── DATA ──

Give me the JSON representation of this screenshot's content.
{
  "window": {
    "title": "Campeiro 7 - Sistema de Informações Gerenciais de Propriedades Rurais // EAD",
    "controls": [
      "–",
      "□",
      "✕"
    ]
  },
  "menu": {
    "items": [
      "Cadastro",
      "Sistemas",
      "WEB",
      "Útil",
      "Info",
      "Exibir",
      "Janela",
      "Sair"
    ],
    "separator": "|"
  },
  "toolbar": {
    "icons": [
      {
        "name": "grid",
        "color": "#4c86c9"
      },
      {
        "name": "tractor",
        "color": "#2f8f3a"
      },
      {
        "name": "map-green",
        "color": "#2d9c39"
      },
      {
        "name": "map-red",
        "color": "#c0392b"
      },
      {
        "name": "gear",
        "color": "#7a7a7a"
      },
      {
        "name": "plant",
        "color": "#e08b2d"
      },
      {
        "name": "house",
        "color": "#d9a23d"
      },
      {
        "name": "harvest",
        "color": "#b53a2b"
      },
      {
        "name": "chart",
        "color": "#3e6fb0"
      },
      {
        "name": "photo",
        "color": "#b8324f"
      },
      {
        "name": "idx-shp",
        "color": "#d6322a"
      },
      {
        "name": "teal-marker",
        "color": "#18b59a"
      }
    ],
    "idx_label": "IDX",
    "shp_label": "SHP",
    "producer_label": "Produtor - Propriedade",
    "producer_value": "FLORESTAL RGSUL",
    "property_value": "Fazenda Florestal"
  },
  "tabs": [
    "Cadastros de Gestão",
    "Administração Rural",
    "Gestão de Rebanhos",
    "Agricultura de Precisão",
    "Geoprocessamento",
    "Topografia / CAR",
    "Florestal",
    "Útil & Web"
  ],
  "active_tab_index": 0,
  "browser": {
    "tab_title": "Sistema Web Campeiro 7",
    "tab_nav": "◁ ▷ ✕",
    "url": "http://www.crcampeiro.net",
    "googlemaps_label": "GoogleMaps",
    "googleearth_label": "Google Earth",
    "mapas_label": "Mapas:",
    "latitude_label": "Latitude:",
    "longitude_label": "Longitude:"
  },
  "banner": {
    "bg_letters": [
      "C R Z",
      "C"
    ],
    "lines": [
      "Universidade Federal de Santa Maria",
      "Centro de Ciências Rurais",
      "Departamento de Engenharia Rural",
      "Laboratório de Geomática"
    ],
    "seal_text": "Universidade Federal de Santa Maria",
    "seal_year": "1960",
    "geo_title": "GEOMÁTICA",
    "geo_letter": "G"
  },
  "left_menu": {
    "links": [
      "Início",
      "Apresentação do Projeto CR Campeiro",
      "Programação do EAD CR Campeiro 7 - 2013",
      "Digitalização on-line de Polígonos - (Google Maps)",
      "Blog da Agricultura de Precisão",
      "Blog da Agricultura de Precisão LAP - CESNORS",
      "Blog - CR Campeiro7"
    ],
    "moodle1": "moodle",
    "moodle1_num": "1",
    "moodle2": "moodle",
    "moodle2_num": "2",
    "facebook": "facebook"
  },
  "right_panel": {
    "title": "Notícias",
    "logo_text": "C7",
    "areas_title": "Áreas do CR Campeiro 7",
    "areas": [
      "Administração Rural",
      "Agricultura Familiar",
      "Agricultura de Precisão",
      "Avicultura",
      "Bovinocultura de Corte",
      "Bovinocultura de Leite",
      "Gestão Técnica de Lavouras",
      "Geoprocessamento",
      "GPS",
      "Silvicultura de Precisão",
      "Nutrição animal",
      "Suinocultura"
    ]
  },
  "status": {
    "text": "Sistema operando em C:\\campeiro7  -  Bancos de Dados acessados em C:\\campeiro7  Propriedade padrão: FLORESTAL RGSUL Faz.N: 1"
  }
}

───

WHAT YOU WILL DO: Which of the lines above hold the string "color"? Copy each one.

ANSWER BOX:
        "color": "#4c86c9"
        "color": "#2f8f3a"
        "color": "#2d9c39"
        "color": "#c0392b"
        "color": "#7a7a7a"
        "color": "#e08b2d"
        "color": "#d9a23d"
        "color": "#b53a2b"
        "color": "#3e6fb0"
        "color": "#b8324f"
        "color": "#d6322a"
        "color": "#18b59a"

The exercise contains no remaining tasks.